Solitary dermatofibromas are a common occurrence, especially on the lower limbs of young women, while multiple dermatofibromas (MDF) are rare, accounting for less than 0.3% of all dermatofibromas1 and may suddenly develop in immunosuppressed patients. We report a patient with systemic lupus erythematosus (SLE) who developed MDF while she was taking oral prednisone.
A 46-year-old woman presented in 1989 complaining of photosensitivity, arthralgias, fatigue, malaise and dyspepsia. The patient denied fever, Raynaud's phenomenon, oral ulcer and hair loss.
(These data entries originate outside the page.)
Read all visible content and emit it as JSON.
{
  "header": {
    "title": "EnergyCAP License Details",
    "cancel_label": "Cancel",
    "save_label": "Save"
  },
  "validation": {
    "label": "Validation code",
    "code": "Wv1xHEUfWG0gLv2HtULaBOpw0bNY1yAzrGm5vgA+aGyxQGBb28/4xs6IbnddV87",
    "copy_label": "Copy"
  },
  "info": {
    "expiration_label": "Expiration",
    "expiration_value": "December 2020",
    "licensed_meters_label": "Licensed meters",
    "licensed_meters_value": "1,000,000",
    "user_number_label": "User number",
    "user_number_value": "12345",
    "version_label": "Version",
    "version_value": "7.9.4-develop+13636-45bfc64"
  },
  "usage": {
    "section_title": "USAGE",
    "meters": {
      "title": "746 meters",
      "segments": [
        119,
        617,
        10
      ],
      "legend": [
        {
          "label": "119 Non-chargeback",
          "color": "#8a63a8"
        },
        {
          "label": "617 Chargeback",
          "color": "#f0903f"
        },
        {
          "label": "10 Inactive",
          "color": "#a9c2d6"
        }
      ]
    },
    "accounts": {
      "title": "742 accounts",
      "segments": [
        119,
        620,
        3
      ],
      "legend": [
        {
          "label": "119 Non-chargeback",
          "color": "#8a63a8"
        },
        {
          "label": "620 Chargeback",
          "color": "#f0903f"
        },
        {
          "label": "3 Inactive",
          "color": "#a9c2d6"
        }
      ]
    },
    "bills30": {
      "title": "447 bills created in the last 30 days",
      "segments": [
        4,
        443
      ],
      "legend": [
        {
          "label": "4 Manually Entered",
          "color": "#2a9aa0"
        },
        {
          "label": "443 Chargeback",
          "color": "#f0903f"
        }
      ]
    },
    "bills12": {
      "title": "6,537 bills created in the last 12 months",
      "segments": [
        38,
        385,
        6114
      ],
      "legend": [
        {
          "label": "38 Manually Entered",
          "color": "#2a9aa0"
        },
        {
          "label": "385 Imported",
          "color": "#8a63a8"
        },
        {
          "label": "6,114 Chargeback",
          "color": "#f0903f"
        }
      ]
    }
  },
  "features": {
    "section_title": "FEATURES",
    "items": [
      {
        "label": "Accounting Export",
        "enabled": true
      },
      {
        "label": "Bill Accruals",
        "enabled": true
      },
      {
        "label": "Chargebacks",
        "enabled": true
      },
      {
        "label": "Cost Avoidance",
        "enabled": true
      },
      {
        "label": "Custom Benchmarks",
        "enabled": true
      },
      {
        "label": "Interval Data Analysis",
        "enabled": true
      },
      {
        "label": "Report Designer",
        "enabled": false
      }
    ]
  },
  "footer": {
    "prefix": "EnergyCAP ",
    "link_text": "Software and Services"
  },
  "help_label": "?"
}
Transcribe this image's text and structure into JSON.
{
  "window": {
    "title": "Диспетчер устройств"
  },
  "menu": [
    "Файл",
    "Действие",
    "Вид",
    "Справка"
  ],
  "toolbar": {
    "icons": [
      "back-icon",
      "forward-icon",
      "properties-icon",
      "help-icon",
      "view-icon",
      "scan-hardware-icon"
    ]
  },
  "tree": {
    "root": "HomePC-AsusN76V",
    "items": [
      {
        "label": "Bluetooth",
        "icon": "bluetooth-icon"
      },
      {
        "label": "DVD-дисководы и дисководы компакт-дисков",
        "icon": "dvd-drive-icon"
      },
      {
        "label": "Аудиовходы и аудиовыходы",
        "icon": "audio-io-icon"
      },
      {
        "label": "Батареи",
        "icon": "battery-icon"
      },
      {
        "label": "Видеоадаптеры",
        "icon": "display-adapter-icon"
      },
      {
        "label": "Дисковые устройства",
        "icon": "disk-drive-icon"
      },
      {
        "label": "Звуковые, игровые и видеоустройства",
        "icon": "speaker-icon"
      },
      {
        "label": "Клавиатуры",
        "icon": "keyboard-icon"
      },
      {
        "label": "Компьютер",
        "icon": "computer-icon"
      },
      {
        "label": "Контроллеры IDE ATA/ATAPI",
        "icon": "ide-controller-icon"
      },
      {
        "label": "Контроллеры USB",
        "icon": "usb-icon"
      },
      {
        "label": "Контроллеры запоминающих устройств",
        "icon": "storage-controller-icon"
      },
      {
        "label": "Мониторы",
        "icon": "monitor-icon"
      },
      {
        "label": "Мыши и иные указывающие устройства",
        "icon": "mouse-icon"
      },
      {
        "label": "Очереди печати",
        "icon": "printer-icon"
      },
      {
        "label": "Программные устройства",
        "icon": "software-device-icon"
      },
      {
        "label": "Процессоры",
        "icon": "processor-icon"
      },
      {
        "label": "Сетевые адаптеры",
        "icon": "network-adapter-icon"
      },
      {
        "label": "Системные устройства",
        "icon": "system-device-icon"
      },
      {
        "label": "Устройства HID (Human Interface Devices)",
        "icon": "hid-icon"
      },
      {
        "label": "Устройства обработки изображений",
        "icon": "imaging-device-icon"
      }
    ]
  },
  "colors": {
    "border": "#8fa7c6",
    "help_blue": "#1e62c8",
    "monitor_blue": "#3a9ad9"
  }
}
On examination she presented a typical SLE malar rash. Erythrocyte sedimentation rate (ESR) was elevated (54 mm/h). Speckle patterned IgG/IgM antinuclear antibodies were present at 1/1280 titer. Antibodies anti Ro/SSA were detected by counterimmunelectrophoresis up to 1/8 titer. Other laboratory findings were negative or within normal limits.
Systemic lupus erythematosus was diagnosed and the patient given 50 mg/day prednisone. After a few months, both clinical symptoms and immunologic parameters improved. Eighteen months later, prednisone was replaced by 500 mg/day hydroxychloroquine.
In 1994, she presented again with malar rash, arthralgias and facial hyperpigmentation. Prednisone 15 mg/day was reintroduced and hydroxychloroquine stopped being a possible cause of the facial hyperpigmented macules.
In 1996, while she was taking 5 mg/day prednisone, several nodules developed on her limbs within a few months.
On examination we observed 16 firm, slightly elevated 3–15-mm wide brown nodules on her arms, legs and trunk.
A biopsy specimen of a lesion of the trunk revealed an epidermal seborrheic-keratosis-like hyperplasia with dermal fibrosis and fibroblastic proliferation (Fig. 1). Dermatofibroma was diagnosed.